Top of EXCERPTED RECORDS
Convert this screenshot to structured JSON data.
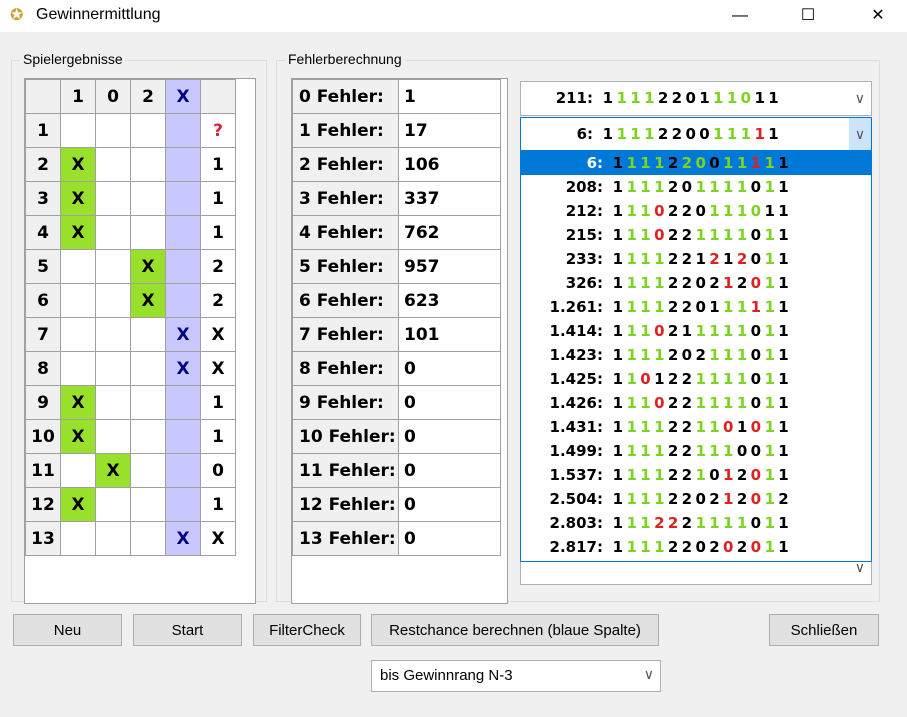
{
  "window": {
    "title": "Gewinnermittlung",
    "minimize": "—",
    "maximize": "☐",
    "close": "✕"
  },
  "left_group": {
    "label": "Spielergebnisse"
  },
  "mid_group": {
    "label": "Fehlerberechnung"
  },
  "results": {
    "headers": [
      "1",
      "0",
      "2",
      "X",
      ""
    ],
    "rows": [
      {
        "n": "1",
        "c1": "",
        "c0": "",
        "c2": "",
        "cx": "",
        "res": "?"
      },
      {
        "n": "2",
        "c1": "X",
        "c0": "",
        "c2": "",
        "cx": "",
        "res": "1"
      },
      {
        "n": "3",
        "c1": "X",
        "c0": "",
        "c2": "",
        "cx": "",
        "res": "1"
      },
      {
        "n": "4",
        "c1": "X",
        "c0": "",
        "c2": "",
        "cx": "",
        "res": "1"
      },
      {
        "n": "5",
        "c1": "",
        "c0": "",
        "c2": "X",
        "cx": "",
        "res": "2"
      },
      {
        "n": "6",
        "c1": "",
        "c0": "",
        "c2": "X",
        "cx": "",
        "res": "2"
      },
      {
        "n": "7",
        "c1": "",
        "c0": "",
        "c2": "",
        "cx": "X",
        "res": "X"
      },
      {
        "n": "8",
        "c1": "",
        "c0": "",
        "c2": "",
        "cx": "X",
        "res": "X"
      },
      {
        "n": "9",
        "c1": "X",
        "c0": "",
        "c2": "",
        "cx": "",
        "res": "1"
      },
      {
        "n": "10",
        "c1": "X",
        "c0": "",
        "c2": "",
        "cx": "",
        "res": "1"
      },
      {
        "n": "11",
        "c1": "",
        "c0": "X",
        "c2": "",
        "cx": "",
        "res": "0"
      },
      {
        "n": "12",
        "c1": "X",
        "c0": "",
        "c2": "",
        "cx": "",
        "res": "1"
      },
      {
        "n": "13",
        "c1": "",
        "c0": "",
        "c2": "",
        "cx": "X",
        "res": "X"
      }
    ]
  },
  "errors": [
    {
      "label": "0 Fehler:",
      "value": "1"
    },
    {
      "label": "1 Fehler:",
      "value": "17"
    },
    {
      "label": "2 Fehler:",
      "value": "106"
    },
    {
      "label": "3 Fehler:",
      "value": "337"
    },
    {
      "label": "4 Fehler:",
      "value": "762"
    },
    {
      "label": "5 Fehler:",
      "value": "957"
    },
    {
      "label": "6 Fehler:",
      "value": "623"
    },
    {
      "label": "7 Fehler:",
      "value": "101"
    },
    {
      "label": "8 Fehler:",
      "value": "0"
    },
    {
      "label": "9 Fehler:",
      "value": "0"
    },
    {
      "label": "10 Fehler:",
      "value": "0"
    },
    {
      "label": "11 Fehler:",
      "value": "0"
    },
    {
      "label": "12 Fehler:",
      "value": "0"
    },
    {
      "label": "13 Fehler:",
      "value": "0"
    }
  ],
  "combo1": {
    "num": "211:",
    "digits": "1111220111011",
    "colors": "kgggkkkkgggkk"
  },
  "combo2": {
    "num": "6:",
    "digits": "1111220011111",
    "colors": "kgggkkkkgggrkk"
  },
  "dropdown": [
    {
      "num": "6:",
      "digits": "1111220011111",
      "colors": "kgggkggkggrgk",
      "selected": true
    },
    {
      "num": "208:",
      "digits": "1111201111011",
      "colors": "kgggkkggggkgk"
    },
    {
      "num": "212:",
      "digits": "1110220111011",
      "colors": "kggrkkkggggkk"
    },
    {
      "num": "215:",
      "digits": "1110221111011",
      "colors": "kggrkkggggkgk"
    },
    {
      "num": "233:",
      "digits": "1111221212011",
      "colors": "kgggkkkrkrkgk"
    },
    {
      "num": "326:",
      "digits": "1111220212011",
      "colors": "kgggkkkkrkrgk"
    },
    {
      "num": "1.261:",
      "digits": "1111220111111",
      "colors": "kgggkkkkggrgk"
    },
    {
      "num": "1.414:",
      "digits": "1110211111011",
      "colors": "kggrkkggggkgk"
    },
    {
      "num": "1.423:",
      "digits": "1111202111011",
      "colors": "kgggkkkgggkgk"
    },
    {
      "num": "1.425:",
      "digits": "1101221111011",
      "colors": "kgrkkkggggkgk"
    },
    {
      "num": "1.426:",
      "digits": "1110221111011",
      "colors": "kggrkkggggkgk"
    },
    {
      "num": "1.431:",
      "digits": "1111221101011",
      "colors": "kgggkkggrkrgk"
    },
    {
      "num": "1.499:",
      "digits": "1111221110011",
      "colors": "kgggkkgggkkgk"
    },
    {
      "num": "1.537:",
      "digits": "1111221012011",
      "colors": "kgggkkgkrkrgk"
    },
    {
      "num": "2.504:",
      "digits": "1111220212012",
      "colors": "kgggkkkkrkrgk"
    },
    {
      "num": "2.803:",
      "digits": "1112221111011",
      "colors": "kggrrkggggkgk"
    },
    {
      "num": "2.817:",
      "digits": "1111220202011",
      "colors": "kgggkkkkrkrgk"
    }
  ],
  "buttons": {
    "neu": "Neu",
    "start": "Start",
    "filter": "FilterCheck",
    "restchance": "Restchance berechnen (blaue Spalte)",
    "close": "Schließen"
  },
  "rank_select": {
    "value": "bis Gewinnrang N-3"
  },
  "icons": {
    "app": "star-icon",
    "arrow": "chevron-down-icon"
  }
}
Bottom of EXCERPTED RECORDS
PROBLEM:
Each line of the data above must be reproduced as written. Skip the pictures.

RESULT FOR THIS TASK:
Convert this screenshot to structured JSON data.
{
  "window": {
    "title": "Gewinnermittlung",
    "minimize": "—",
    "maximize": "☐",
    "close": "✕"
  },
  "left_group": {
    "label": "Spielergebnisse"
  },
  "mid_group": {
    "label": "Fehlerberechnung"
  },
  "results": {
    "headers": [
      "1",
      "0",
      "2",
      "X",
      ""
    ],
    "rows": [
      {
        "n": "1",
        "c1": "",
        "c0": "",
        "c2": "",
        "cx": "",
        "res": "?"
      },
      {
        "n": "2",
        "c1": "X",
        "c0": "",
        "c2": "",
        "cx": "",
        "res": "1"
      },
      {
        "n": "3",
        "c1": "X",
        "c0": "",
        "c2": "",
        "cx": "",
        "res": "1"
      },
      {
        "n": "4",
        "c1": "X",
        "c0": "",
        "c2": "",
        "cx": "",
        "res": "1"
      },
      {
        "n": "5",
        "c1": "",
        "c0": "",
        "c2": "X",
        "cx": "",
        "res": "2"
      },
      {
        "n": "6",
        "c1": "",
        "c0": "",
        "c2": "X",
        "cx": "",
        "res": "2"
      },
      {
        "n": "7",
        "c1": "",
        "c0": "",
        "c2": "",
        "cx": "X",
        "res": "X"
      },
      {
        "n": "8",
        "c1": "",
        "c0": "",
        "c2": "",
        "cx": "X",
        "res": "X"
      },
      {
        "n": "9",
        "c1": "X",
        "c0": "",
        "c2": "",
        "cx": "",
        "res": "1"
      },
      {
        "n": "10",
        "c1": "X",
        "c0": "",
        "c2": "",
        "cx": "",
        "res": "1"
      },
      {
        "n": "11",
        "c1": "",
        "c0": "X",
        "c2": "",
        "cx": "",
        "res": "0"
      },
      {
        "n": "12",
        "c1": "X",
        "c0": "",
        "c2": "",
        "cx": "",
        "res": "1"
      },
      {
        "n": "13",
        "c1": "",
        "c0": "",
        "c2": "",
        "cx": "X",
        "res": "X"
      }
    ]
  },
  "errors": [
    {
      "label": "0 Fehler:",
      "value": "1"
    },
    {
      "label": "1 Fehler:",
      "value": "17"
    },
    {
      "label": "2 Fehler:",
      "value": "106"
    },
    {
      "label": "3 Fehler:",
      "value": "337"
    },
    {
      "label": "4 Fehler:",
      "value": "762"
    },
    {
      "label": "5 Fehler:",
      "value": "957"
    },
    {
      "label": "6 Fehler:",
      "value": "623"
    },
    {
      "label": "7 Fehler:",
      "value": "101"
    },
    {
      "label": "8 Fehler:",
      "value": "0"
    },
    {
      "label": "9 Fehler:",
      "value": "0"
    },
    {
      "label": "10 Fehler:",
      "value": "0"
    },
    {
      "label": "11 Fehler:",
      "value": "0"
    },
    {
      "label": "12 Fehler:",
      "value": "0"
    },
    {
      "label": "13 Fehler:",
      "value": "0"
    }
  ],
  "combo1": {
    "num": "211:",
    "digits": "1111220111011",
    "colors": "kgggkkkkgggkk"
  },
  "combo2": {
    "num": "6:",
    "digits": "1111220011111",
    "colors": "kgggkkkkgggrkk"
  },
  "dropdown": [
    {
      "num": "6:",
      "digits": "1111220011111",
      "colors": "kgggkggkggrgk",
      "selected": true
    },
    {
      "num": "208:",
      "digits": "1111201111011",
      "colors": "kgggkkggggkgk"
    },
    {
      "num": "212:",
      "digits": "1110220111011",
      "colors": "kggrkkkggggkk"
    },
    {
      "num": "215:",
      "digits": "1110221111011",
      "colors": "kggrkkggggkgk"
    },
    {
      "num": "233:",
      "digits": "1111221212011",
      "colors": "kgggkkkrkrkgk"
    },
    {
      "num": "326:",
      "digits": "1111220212011",
      "colors": "kgggkkkkrkrgk"
    },
    {
      "num": "1.261:",
      "digits": "1111220111111",
      "colors": "kgggkkkkggrgk"
    },
    {
      "num": "1.414:",
      "digits": "1110211111011",
      "colors": "kggrkkggggkgk"
    },
    {
      "num": "1.423:",
      "digits": "1111202111011",
      "colors": "kgggkkkgggkgk"
    },
    {
      "num": "1.425:",
      "digits": "1101221111011",
      "colors": "kgrkkkggggkgk"
    },
    {
      "num": "1.426:",
      "digits": "1110221111011",
      "colors": "kggrkkggggkgk"
    },
    {
      "num": "1.431:",
      "digits": "1111221101011",
      "colors": "kgggkkggrkrgk"
    },
    {
      "num": "1.499:",
      "digits": "1111221110011",
      "colors": "kgggkkgggkkgk"
    },
    {
      "num": "1.537:",
      "digits": "1111221012011",
      "colors": "kgggkkgkrkrgk"
    },
    {
      "num": "2.504:",
      "digits": "1111220212012",
      "colors": "kgggkkkkrkrgk"
    },
    {
      "num": "2.803:",
      "digits": "1112221111011",
      "colors": "kggrrkggggkgk"
    },
    {
      "num": "2.817:",
      "digits": "1111220202011",
      "colors": "kgggkkkkrkrgk"
    }
  ],
  "buttons": {
    "neu": "Neu",
    "start": "Start",
    "filter": "FilterCheck",
    "restchance": "Restchance berechnen (blaue Spalte)",
    "close": "Schließen"
  },
  "rank_select": {
    "value": "bis Gewinnrang N-3"
  },
  "icons": {
    "app": "star-icon",
    "arrow": "chevron-down-icon"
  }
}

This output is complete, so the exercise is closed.